One of the things that helps amidst the grieving process, I’ve discovered, is to be with others who grieve with you. And I knew Erika understood that when she played for me, one day on our road trip, a few favorite Patty Griffin songs. One of them is called “Better Way To Say Goodbye.” As we listened together, tears flooded my eyes. But they were tears of healing, because all three of us in the car at the time (Erika, Woody, and me) shared them, I knew. And before we left Blackrock (the actual town south of Dublin where Erika and Richie live), Erika gave me as part of my birthday gift a Patty Griffin mix she entitled: “Music Therapy via Patty Griffin.” On the CD she had written this verse: “The Lord is close to the broken hearted and saves those who are crushed in spirit.”

Now that I’m home (an 8-hour flight away from Erika), I play that CD a lot. Especially the song “Better Way To Say Goodbye.” Especially the lines that say “Today my heart is big and sore/Just trying to push right through my skin/Won’t see you anymore/I guess that’s finally sinking in.” And I read Erika’s note on the CD: “Mom, I hope this acts as a little balm for the days when your heart feels ‘big and sore.’ I love you—Eri.”
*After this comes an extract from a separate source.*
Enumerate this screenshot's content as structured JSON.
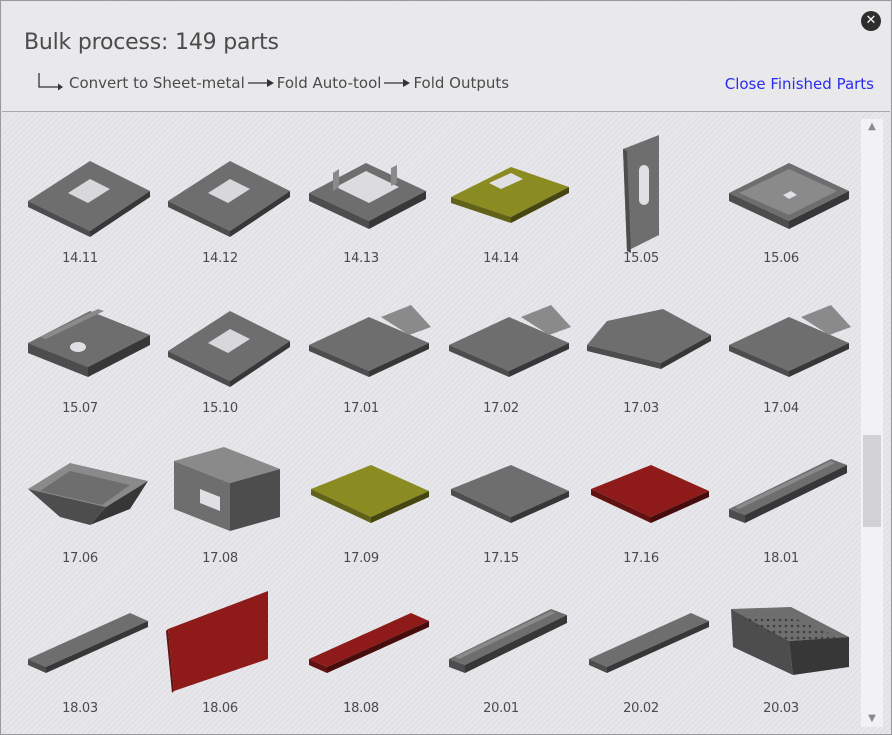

And as I listen, and as I re-read Erika’s words, I thank God for “music therapy.” And for mothers. For memories. For heaven. And for daughters. For direct flights between Chicago and Dublin. For low airfares in February. But especially for mothers and daughters. If you can hug your daughter—or your mother—sometime soon, do it! Hugging daughters-in-law and mothers-in-law works well, too. And if you don’t have any of these nearby, borrow one. I’ve had some pretty special “second moms” over the years. And I have a friend or two with far-away moms who consider me sort of their “Wisconsin mom.”

How blessed we are to have—and to be—mothers, and daughters.